In energy-rich North Dakota there’s actually a huge labor shortage, reaching over 17,000 — one likely to get worse if production expands, as now proposed, from 6000 to over 30,000 wells over the next decade.
With the proper environmental controls, these industries could provide a major jolt to the economy while cutting down on energy imports, reducing debts and bringing jobs back home.
As long as Americans consume oil and gas, why not produce close to the market and with reasonable environmental controls?
Last week, Speaker Boehner spoke about the Obama’s Jobs Plan and the state of the economy”
House Speaker John Boehner said President Barack Obama’s jobs plan would do little to get the economy moving again because “job creators in America are basically on strike.” Source
Well, we told so … going back to a July 2009 post titled: “Why private sector jobs won’t be coming back any time soon … hint: it’s called passive aggressive resistance.”
Back then, we were saying:
The bottom line: businesses will resist government policies passive aggressively.
Fewer jobs will get added back than history would suggest, and those that get added back will materialize later than past patterns.

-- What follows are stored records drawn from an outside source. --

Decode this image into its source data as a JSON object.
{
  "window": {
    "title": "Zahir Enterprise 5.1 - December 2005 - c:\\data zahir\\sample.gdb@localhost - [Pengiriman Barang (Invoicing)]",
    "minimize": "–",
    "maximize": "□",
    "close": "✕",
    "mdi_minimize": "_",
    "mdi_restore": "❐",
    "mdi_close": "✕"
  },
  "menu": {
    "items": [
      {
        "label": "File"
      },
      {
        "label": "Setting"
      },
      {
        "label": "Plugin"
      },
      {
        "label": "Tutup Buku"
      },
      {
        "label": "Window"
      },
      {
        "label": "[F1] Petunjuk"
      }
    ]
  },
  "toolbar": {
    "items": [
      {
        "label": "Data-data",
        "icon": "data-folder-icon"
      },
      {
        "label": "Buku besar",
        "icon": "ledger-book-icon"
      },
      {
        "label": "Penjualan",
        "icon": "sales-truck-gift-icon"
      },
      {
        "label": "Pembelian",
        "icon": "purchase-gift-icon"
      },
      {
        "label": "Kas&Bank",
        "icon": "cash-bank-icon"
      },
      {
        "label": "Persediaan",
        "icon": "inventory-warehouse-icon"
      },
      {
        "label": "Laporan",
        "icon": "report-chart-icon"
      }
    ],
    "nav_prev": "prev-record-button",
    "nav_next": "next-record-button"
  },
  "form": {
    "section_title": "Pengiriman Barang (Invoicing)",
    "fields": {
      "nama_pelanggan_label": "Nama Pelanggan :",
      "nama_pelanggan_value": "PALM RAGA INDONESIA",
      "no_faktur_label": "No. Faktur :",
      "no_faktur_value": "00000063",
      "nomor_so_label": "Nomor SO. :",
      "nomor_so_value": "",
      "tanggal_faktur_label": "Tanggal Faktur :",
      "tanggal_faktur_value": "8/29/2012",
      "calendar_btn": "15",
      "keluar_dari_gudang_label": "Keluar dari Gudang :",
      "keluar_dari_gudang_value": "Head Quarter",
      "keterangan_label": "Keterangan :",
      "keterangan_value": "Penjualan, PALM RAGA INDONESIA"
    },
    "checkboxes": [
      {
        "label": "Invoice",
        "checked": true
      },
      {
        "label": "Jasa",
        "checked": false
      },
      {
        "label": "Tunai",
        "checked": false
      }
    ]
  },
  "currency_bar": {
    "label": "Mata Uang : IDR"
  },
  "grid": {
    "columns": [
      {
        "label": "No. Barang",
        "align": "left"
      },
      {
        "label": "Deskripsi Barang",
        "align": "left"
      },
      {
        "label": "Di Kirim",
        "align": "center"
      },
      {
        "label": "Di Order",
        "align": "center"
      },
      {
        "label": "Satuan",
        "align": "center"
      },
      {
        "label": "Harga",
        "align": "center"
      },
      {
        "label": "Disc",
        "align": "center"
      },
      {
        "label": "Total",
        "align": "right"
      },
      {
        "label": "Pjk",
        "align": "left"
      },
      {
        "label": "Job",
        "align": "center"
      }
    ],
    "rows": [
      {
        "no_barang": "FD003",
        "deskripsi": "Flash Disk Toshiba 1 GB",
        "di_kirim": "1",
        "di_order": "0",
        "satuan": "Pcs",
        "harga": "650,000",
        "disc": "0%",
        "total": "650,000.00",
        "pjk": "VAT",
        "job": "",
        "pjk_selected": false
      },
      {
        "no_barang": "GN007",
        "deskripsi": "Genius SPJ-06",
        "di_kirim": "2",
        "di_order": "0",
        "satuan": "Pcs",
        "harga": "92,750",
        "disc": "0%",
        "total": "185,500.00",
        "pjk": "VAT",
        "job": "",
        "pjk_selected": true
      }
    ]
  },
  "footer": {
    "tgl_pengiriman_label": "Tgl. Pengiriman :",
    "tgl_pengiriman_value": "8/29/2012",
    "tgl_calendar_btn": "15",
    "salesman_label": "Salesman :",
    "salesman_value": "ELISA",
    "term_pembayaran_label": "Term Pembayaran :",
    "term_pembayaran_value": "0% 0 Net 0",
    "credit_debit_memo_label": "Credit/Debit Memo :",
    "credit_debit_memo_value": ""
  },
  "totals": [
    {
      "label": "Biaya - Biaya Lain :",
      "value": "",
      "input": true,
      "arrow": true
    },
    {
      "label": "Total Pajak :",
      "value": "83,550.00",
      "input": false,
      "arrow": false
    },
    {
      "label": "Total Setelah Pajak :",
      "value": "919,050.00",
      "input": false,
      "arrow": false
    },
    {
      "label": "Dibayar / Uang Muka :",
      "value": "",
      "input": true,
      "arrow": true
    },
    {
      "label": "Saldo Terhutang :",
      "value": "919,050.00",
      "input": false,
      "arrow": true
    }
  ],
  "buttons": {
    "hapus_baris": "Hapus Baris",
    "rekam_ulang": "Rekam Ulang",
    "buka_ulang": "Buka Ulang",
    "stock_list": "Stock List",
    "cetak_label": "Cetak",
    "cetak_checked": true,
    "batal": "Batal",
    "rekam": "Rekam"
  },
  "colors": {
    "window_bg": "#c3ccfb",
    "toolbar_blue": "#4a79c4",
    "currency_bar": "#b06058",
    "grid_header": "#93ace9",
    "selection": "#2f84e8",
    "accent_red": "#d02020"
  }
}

Businesses will add jobs as a last resort rather than trying to build capacity ahead of the economic growth curve.
Why should companies increase their costs and risks any more than is absolutely necessary ?
Companies will continue to off-shore jobs, but will be more clever and clandestine about it, e.g. by vertically disintegrating and simply buying goods and services from 3rd parties.
Given the Administration’s anti-corporate rhetoric, actions, and proposed game-changing rules, I doubt that many CEOs will be taking on added costs and risks to boost the administration.
More likely, they will let unemployment continue to creep up, and will slow roll the process of rehiring.
Corporate chieftains will sit back and watch the President squirm and spin his “4 million jobs – saved or created”.
As Rev. Wright would say “the chickens will have come home to roost”.
Passively aggressive resistance at its very best.
There’s more in the original post.
Punch line: Along with Obama’s Son-of-Stimulus comes a provision to prohibit discrimination based on a job applicant’s unemployment status … that is, whether they are currently unemployed or have had gaps in their work record.
Excerpted from Wash Post: “Bill to protect unemployed job applicants could hurt employers”
With no more pressing priority in Congress than creating jobs, the House and the Senate recently proposed near-identical versions of the Fair Employment Opportunity Act of 2011 to prohibit discrimination based on a job applicant’s unemployment status.
The proposals prohibit considering the present or past unemployment of employee candidates.
And, the proposals severely restrict an employer from inquiring into gaps in the work history of employee candidates — standard fare for any job interview.
Certainly, in a bad economy there are millions of Americans who are unemployed through no fault of their own.
But in good and even troubled economic times, long bouts of unemployment may bespeak a bad work ethic or some other improper behavior — a legitimate consideration for any employer.
Simply put, the potential unintended consequences of Congress’s proposal may exacerbate the disease that members of Congress so desperately seek to cure.
You just can’t make this stuff up …